# [TRY IT]
In the entries below, find each line with the string "activation" and copy it.
----
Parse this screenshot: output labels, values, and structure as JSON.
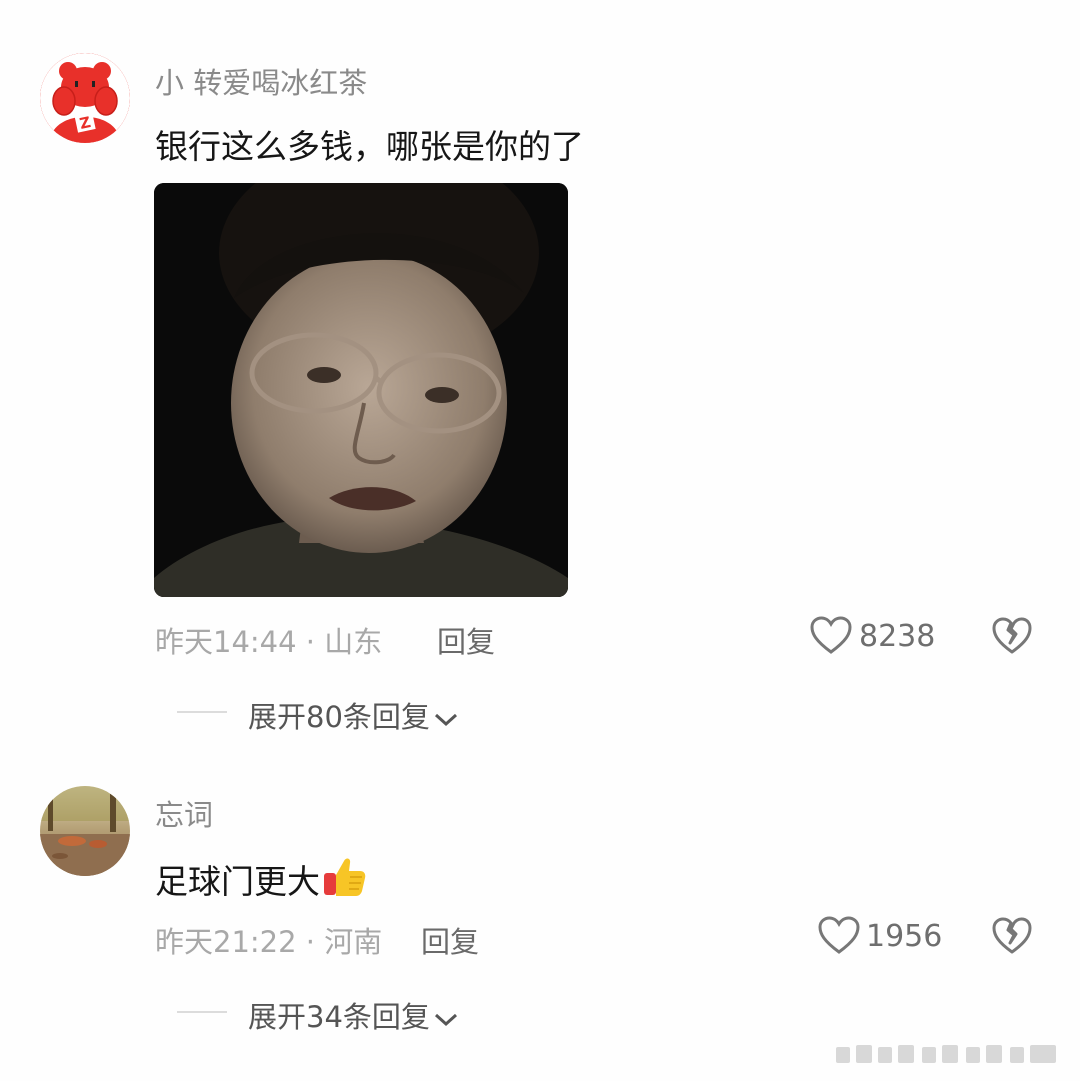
{
  "comments": [
    {
      "username": "小 转爱喝冰红茶",
      "text": "银行这么多钱，哪张是你的了",
      "time_location": "昨天14:44 · 山东",
      "reply_label": "回复",
      "likes": "8238",
      "expand_label": "展开80条回复",
      "avatar_icon": "red-bear-avatar",
      "has_sticker": true
    },
    {
      "username": "忘词",
      "text": "足球门更大",
      "emoji": "thumbs-up",
      "time_location": "昨天21:22 · 河南",
      "reply_label": "回复",
      "likes": "1956",
      "expand_label": "展开34条回复",
      "avatar_icon": "autumn-leaves-avatar"
    }
  ],
  "colors": {
    "background": "#fefefe",
    "avatar_red": "#e8302a"
  }
}
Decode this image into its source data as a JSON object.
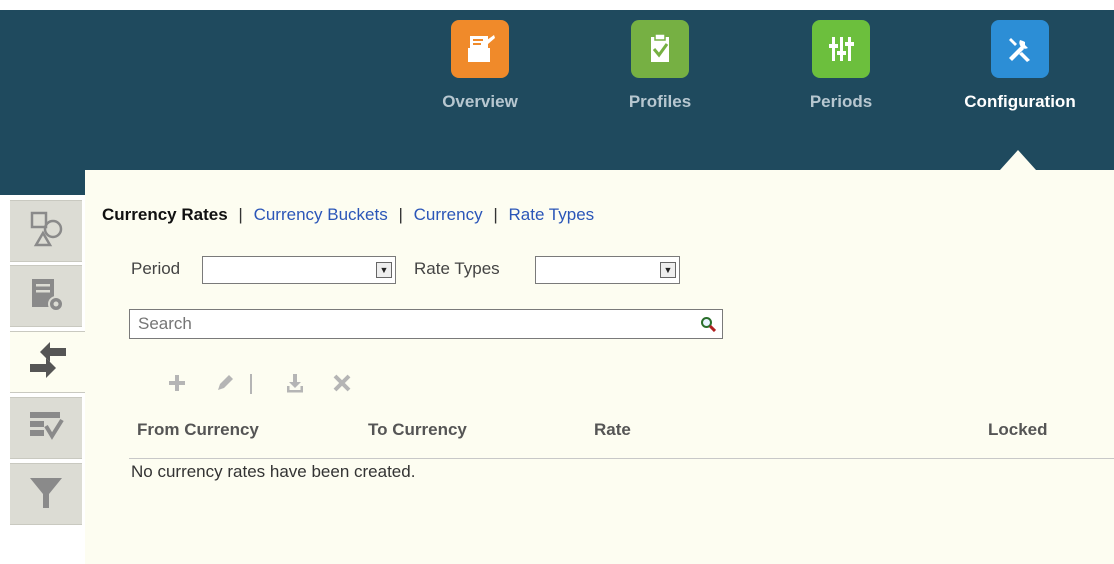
{
  "nav": {
    "tiles": [
      {
        "label": "Overview",
        "icon": "overview-icon",
        "color": "#f08a2a"
      },
      {
        "label": "Profiles",
        "icon": "profiles-icon",
        "color": "#76b043"
      },
      {
        "label": "Periods",
        "icon": "periods-icon",
        "color": "#6cbf3d"
      },
      {
        "label": "Configuration",
        "icon": "configuration-icon",
        "color": "#2c8ed6",
        "active": true
      }
    ]
  },
  "sidebar": {
    "tabs": [
      {
        "icon": "shapes-icon"
      },
      {
        "icon": "doc-settings-icon"
      },
      {
        "icon": "exchange-arrows-icon",
        "active": true
      },
      {
        "icon": "form-check-icon"
      },
      {
        "icon": "filter-icon"
      }
    ]
  },
  "subnav": {
    "current": "Currency Rates",
    "sep": "|",
    "links": [
      "Currency Buckets",
      "Currency",
      "Rate Types"
    ]
  },
  "filters": {
    "period_label": "Period",
    "period_value": "",
    "rate_types_label": "Rate Types",
    "rate_types_value": ""
  },
  "search": {
    "placeholder": "Search"
  },
  "toolbar": [
    "add-icon",
    "edit-icon",
    "import-icon",
    "delete-icon"
  ],
  "table": {
    "columns": [
      "From Currency",
      "To Currency",
      "Rate",
      "Locked"
    ],
    "empty_message": "No currency rates have been created."
  },
  "colors": {
    "header_bg": "#1f4a5e",
    "panel_bg": "#fdfdf1",
    "link": "#2b56b8"
  }
}
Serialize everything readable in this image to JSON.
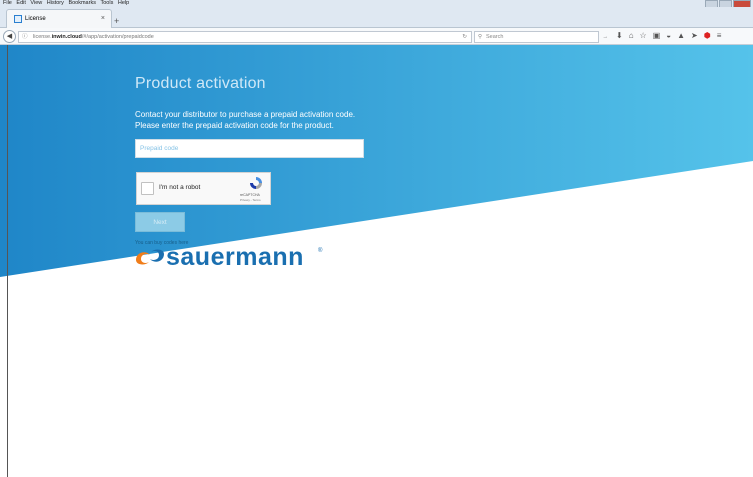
{
  "browser": {
    "menu": [
      "File",
      "Edit",
      "View",
      "History",
      "Bookmarks",
      "Tools",
      "Help"
    ],
    "tab": {
      "title": "License",
      "close": "×"
    },
    "new_tab": "+",
    "url": {
      "prefix": "license.",
      "domain": "inwin.cloud",
      "path": "/#/app/activation/prepaidcode"
    },
    "search_placeholder": "Search",
    "toolbar_icons": [
      "download-icon",
      "home-icon",
      "bookmark-star-icon",
      "reading-list-icon",
      "pocket-icon",
      "extension-icon",
      "send-icon",
      "adblock-icon",
      "menu-icon"
    ],
    "colors": {
      "chrome": "#dfe8f2",
      "adblock": "#d22222"
    }
  },
  "page": {
    "title": "Product activation",
    "description_line1": "Contact your distributor to purchase a prepaid activation code.",
    "description_line2": "Please enter the prepaid activation code for the product.",
    "code_placeholder": "Prepaid code",
    "captcha": {
      "label": "I'm not a robot",
      "brand": "reCAPTCHA",
      "terms": "Privacy - Terms"
    },
    "next_label": "Next",
    "buy_link": "You can buy codes here",
    "logo": {
      "text": "sauermann",
      "mark": "®"
    },
    "colors": {
      "gradient_start": "#1f86c8",
      "gradient_end": "#55c3ea",
      "brand": "#1a6fb0"
    }
  }
}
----
# [RESULT FOR THIS TASK]
      "path": "/#/app/activation/prepaidcode"
    "title": "Product activation",
    "description_line1": "Contact your distributor to purchase a prepaid activation code.",
    "description_line2": "Please enter the prepaid activation code for the product.",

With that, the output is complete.